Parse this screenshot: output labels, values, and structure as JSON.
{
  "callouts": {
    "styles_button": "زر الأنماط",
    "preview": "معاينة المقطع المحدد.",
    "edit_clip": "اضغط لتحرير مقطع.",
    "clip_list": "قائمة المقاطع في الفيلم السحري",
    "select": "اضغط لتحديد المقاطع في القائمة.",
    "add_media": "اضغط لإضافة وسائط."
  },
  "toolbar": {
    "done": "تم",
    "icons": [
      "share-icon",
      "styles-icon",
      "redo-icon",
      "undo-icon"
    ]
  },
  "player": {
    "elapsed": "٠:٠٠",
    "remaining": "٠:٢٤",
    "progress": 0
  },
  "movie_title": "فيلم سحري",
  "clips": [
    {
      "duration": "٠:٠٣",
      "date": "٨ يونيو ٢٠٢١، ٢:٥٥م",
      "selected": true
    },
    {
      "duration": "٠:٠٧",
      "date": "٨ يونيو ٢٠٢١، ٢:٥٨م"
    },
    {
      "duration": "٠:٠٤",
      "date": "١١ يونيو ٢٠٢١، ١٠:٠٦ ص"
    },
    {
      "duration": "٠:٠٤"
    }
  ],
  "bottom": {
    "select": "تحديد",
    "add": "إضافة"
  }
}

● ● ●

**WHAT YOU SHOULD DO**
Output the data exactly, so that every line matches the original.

**ANSWER SPACE**
Parse this screenshot: output labels, values, and structure as JSON.
{
  "callouts": {
    "styles_button": "زر الأنماط",
    "preview": "معاينة المقطع المحدد.",
    "edit_clip": "اضغط لتحرير مقطع.",
    "clip_list": "قائمة المقاطع في الفيلم السحري",
    "select": "اضغط لتحديد المقاطع في القائمة.",
    "add_media": "اضغط لإضافة وسائط."
  },
  "toolbar": {
    "done": "تم",
    "icons": [
      "share-icon",
      "styles-icon",
      "redo-icon",
      "undo-icon"
    ]
  },
  "player": {
    "elapsed": "٠:٠٠",
    "remaining": "٠:٢٤",
    "progress": 0
  },
  "movie_title": "فيلم سحري",
  "clips": [
    {
      "duration": "٠:٠٣",
      "date": "٨ يونيو ٢٠٢١، ٢:٥٥م",
      "selected": true
    },
    {
      "duration": "٠:٠٧",
      "date": "٨ يونيو ٢٠٢١، ٢:٥٨م"
    },
    {
      "duration": "٠:٠٤",
      "date": "١١ يونيو ٢٠٢١، ١٠:٠٦ ص"
    },
    {
      "duration": "٠:٠٤"
    }
  ],
  "bottom": {
    "select": "تحديد",
    "add": "إضافة"
  }
}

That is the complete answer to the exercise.